The Range

The Range

After months without writing, the words and ideas flood my mind, each yammering for attention. “Me! Me“ they shout, and ricochet in my head like BB’s in a Bud can.

“Why a Bud can?” we have been asked, when we have 10-20 empty Budweiser cans lined up on the old 4 x 4 , some in a row and others stacked up to create tall precarious pyramids. This is the target range, and the targets are always Bud cans. No other can will do. Someone did once sneak in a Pabst Blue Ribbon, and while the colors, red, white and blue, blended with the Annheuser-Busch palette, there was something not quite right about it, a cuckoo amidst the warblers, and as soon as it showed signs of age on the range it was cycled out.

Tenacious Man gave me a Daisy Red Ryder for Christmas, oh, maybe eight years ago now. I’d had cap guns as a little girl, and had gone pinging tin cans with my dad up on the hill at grandpas, but I cannot recall that I ever had my own BB gun. Cowhide vest, suede skirt, cowgirl hat and boots, yes. But never a BB gun. Christmas afternoon we put up the little paper target that came with it, but the silent hits and shredded bits of paper did not satisfy. Cans, it had to be cans.

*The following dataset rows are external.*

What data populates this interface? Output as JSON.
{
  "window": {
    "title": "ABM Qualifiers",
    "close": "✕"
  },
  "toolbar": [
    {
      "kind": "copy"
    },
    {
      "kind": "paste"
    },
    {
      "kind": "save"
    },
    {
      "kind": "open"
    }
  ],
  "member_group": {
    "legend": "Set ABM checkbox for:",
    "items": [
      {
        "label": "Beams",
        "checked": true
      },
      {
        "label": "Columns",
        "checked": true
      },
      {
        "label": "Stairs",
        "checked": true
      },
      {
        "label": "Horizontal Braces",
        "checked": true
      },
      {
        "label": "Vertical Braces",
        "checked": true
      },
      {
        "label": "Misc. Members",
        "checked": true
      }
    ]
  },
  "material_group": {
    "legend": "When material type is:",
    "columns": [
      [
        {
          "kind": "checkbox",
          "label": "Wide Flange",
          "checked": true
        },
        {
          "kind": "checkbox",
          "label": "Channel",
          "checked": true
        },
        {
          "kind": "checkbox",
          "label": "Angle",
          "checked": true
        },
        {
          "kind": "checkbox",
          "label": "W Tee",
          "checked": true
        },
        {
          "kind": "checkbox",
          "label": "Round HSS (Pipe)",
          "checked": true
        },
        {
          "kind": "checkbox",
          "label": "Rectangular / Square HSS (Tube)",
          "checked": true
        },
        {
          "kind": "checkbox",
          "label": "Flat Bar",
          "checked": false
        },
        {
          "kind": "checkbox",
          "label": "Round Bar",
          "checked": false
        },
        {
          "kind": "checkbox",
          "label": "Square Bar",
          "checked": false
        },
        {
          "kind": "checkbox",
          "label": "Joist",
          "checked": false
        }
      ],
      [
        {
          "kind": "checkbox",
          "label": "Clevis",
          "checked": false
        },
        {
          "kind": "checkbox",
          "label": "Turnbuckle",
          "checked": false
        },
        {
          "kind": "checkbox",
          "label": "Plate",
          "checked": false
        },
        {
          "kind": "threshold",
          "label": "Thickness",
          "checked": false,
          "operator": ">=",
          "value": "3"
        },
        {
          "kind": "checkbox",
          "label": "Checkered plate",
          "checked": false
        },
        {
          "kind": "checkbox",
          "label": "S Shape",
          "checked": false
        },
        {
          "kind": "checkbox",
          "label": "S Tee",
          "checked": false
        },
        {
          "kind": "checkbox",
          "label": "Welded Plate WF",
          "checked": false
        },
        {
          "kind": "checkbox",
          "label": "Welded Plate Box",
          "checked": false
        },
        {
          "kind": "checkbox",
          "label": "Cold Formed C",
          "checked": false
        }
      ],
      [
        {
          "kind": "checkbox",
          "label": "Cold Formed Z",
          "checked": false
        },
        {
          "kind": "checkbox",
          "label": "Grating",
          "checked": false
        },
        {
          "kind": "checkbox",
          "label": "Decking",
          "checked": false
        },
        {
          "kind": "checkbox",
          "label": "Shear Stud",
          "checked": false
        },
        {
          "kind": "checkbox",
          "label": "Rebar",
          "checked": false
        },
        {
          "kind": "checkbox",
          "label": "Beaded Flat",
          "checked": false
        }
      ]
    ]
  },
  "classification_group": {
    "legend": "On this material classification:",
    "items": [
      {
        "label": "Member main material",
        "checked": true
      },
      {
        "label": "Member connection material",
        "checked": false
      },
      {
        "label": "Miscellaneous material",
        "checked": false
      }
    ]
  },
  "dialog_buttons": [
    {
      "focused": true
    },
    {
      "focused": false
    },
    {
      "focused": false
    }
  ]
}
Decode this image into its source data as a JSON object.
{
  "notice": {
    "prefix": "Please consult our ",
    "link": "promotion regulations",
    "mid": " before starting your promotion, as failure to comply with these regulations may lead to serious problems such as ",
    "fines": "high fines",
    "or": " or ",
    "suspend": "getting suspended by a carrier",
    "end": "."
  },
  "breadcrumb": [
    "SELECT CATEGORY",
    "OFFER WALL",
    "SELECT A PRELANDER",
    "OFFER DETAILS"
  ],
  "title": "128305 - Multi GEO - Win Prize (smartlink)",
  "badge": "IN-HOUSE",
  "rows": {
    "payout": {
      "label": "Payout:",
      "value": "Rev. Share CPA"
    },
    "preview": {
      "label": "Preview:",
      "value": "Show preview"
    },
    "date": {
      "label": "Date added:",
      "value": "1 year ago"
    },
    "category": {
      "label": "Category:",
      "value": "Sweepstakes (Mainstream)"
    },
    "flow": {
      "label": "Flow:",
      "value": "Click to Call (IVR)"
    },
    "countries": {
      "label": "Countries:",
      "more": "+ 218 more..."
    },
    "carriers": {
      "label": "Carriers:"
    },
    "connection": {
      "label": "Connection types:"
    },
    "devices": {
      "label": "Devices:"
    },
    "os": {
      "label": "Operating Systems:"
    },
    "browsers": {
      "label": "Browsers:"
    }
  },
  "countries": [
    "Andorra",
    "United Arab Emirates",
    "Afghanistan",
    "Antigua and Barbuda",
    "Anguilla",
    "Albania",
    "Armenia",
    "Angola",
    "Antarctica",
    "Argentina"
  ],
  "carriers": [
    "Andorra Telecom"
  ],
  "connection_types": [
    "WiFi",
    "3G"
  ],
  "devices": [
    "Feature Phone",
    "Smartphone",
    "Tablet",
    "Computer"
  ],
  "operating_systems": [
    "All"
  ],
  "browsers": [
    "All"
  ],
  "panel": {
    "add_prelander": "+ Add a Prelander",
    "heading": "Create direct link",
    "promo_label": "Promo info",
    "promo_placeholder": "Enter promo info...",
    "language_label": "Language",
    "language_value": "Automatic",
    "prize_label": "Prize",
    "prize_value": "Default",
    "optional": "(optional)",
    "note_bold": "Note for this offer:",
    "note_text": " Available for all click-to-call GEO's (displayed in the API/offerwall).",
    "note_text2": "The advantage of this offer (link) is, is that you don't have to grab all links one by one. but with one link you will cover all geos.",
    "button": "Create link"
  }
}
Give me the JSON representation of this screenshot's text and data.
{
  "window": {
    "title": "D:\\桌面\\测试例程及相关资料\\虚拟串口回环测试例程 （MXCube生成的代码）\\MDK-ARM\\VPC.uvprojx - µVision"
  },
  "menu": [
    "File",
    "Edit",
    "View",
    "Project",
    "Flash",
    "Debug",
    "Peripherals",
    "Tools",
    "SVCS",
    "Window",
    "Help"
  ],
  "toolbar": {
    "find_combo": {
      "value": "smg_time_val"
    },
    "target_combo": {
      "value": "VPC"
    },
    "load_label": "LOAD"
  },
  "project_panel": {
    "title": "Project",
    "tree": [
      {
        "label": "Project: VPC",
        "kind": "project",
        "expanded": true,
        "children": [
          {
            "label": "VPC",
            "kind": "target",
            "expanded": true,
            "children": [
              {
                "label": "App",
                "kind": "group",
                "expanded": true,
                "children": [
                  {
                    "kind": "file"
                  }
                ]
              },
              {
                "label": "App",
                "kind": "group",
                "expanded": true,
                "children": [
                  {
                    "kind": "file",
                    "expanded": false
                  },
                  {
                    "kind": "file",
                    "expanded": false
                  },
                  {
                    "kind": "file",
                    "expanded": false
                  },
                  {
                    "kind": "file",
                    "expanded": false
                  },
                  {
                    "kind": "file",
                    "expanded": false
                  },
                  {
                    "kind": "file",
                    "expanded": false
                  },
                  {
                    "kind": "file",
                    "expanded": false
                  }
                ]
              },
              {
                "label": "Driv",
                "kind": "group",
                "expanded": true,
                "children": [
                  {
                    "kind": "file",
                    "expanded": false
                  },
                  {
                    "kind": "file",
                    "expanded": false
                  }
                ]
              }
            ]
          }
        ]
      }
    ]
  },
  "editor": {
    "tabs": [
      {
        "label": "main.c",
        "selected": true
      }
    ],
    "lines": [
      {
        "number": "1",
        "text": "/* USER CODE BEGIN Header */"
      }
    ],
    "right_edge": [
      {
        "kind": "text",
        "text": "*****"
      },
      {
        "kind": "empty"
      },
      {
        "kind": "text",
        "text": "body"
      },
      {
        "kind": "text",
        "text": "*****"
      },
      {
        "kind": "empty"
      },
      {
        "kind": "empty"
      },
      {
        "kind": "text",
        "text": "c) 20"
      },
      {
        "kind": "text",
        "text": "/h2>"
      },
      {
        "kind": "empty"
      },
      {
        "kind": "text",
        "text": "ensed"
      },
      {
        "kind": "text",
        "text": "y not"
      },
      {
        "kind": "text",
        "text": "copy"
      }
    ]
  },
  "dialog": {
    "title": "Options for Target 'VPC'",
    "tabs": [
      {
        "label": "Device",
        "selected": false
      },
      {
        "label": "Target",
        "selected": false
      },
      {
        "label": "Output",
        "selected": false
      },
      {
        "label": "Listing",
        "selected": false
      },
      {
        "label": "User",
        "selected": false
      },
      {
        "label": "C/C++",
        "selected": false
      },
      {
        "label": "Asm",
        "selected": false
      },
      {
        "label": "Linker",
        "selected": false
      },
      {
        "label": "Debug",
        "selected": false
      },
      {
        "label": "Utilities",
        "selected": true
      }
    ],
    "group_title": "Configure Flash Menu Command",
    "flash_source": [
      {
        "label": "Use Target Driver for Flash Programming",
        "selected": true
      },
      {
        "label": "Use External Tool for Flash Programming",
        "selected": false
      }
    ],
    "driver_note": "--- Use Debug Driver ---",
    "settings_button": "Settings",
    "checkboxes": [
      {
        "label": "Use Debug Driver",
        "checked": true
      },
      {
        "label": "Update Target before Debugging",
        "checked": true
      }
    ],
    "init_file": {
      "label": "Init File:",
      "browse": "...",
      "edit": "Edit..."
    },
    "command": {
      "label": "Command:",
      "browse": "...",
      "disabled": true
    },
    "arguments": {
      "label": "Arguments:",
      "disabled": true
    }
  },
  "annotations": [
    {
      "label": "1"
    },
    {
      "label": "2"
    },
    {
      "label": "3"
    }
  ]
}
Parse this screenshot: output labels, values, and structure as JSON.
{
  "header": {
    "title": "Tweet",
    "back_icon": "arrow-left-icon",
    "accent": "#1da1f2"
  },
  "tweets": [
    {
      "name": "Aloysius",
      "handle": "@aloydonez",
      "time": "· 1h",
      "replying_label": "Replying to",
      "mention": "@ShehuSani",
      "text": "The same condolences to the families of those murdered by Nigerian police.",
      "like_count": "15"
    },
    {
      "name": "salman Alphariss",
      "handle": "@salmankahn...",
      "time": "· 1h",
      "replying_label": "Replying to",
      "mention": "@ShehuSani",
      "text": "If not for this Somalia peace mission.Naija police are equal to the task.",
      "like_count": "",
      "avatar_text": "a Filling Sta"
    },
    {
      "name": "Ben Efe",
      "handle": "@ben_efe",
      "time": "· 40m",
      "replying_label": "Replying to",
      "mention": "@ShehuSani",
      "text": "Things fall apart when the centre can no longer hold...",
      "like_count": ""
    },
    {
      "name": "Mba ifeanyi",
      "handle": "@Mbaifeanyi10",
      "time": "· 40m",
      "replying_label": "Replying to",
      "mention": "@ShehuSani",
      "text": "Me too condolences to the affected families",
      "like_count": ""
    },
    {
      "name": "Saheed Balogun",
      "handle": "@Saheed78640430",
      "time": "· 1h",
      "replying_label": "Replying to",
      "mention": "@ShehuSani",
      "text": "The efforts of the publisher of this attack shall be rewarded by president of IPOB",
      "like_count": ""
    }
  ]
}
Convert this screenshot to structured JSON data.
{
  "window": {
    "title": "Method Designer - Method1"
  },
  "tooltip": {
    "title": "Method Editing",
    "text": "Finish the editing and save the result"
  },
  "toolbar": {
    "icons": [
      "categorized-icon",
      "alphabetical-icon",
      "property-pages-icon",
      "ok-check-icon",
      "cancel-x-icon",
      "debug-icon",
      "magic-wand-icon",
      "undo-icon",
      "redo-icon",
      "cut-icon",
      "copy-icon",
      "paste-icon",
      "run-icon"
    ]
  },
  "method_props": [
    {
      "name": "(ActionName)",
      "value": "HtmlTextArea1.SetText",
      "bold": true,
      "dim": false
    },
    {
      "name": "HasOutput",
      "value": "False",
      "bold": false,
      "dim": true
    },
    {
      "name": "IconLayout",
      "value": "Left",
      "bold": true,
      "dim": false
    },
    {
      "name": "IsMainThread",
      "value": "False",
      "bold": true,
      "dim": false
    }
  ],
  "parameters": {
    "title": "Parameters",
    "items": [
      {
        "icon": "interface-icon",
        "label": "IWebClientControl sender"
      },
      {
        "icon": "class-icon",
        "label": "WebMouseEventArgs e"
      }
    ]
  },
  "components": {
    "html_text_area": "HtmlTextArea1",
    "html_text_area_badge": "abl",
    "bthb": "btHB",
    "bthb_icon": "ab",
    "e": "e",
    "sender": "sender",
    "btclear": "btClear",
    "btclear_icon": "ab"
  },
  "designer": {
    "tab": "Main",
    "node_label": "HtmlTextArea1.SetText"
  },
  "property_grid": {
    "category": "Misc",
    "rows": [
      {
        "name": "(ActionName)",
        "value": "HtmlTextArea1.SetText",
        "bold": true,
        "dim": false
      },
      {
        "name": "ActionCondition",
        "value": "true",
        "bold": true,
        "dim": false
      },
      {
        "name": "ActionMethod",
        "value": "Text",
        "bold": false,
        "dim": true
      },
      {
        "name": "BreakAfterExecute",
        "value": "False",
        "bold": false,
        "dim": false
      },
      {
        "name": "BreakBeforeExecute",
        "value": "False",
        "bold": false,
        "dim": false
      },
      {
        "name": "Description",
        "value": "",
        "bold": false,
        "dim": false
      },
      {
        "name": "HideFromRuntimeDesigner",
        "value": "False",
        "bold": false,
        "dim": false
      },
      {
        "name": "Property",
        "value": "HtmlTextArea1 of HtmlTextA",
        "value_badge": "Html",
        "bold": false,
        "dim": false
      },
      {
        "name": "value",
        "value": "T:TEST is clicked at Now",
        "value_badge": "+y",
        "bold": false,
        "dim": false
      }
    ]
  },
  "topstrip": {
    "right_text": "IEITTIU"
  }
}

But we do not drink beer or soft drinks. We could of course buy drinks and dump them, but of course not, how silly and wasteful. We could buy them back from a recycle center, but the first one I asked wasn’t sure they were allowed to do that. We could leave nickels in exchange for cans down the road where there is a collection bin for the local high school field trip, but somehow it felt like stealing. And they were pretty beat-up, too. And so our source is the side of the road.

Whether that first can was a Bud can I no longer recall, but the hunt for Buds has now become as much fun (almost) as shooting them. We Bud hunt as we drive, and I will remember locations of roadside deposits as I bike around the island. Like stalking any prey, we have learned its habits and behaviors. A roadside can, if unable to be retrieved at once, can be safely left for a few days before it gets flattened, and therefore useless. I recently discovered a Bud route. At least once a week some regular traveler tosses his or her can out the window near the hill past Seal Harbor, on the right side heading to Northeast. Yes, I am curious about this regular deposit of Bud cans, but mostly am delighted to have a constant supply of virgins. That is what we call a can before the first pellet punctures it. New cans are always given a premiere performance, set up alone, or with a few fellow virgins, as we take aim and fire.

The backyard target range has been used by parents, kids, friends, grandkids. My daughter and her friends took aim before heading out on prom night. Grand nephew Ethan and family friend Jasmine took to the range before ( and after) s’mores. T.M. likes to demonstrate his one-handed over the shoulder shot, and safety buttons, proper handling and “this is not a toy” practices are followed by all.

The ping of a direct hit is gratifying. And since it takes focus, any frustrations or worries are forced out of mind. Just working for that solid thunk of dented metal, concentrating on lining up sights and holding steady. A hit usually puts a small hole in the can, and the more hits the more holes and openings. At some point, BBs will go in and get caught inside, where they spin around, metal tapping on metal, looking for a way out. Just like the words and thoughts in my mind.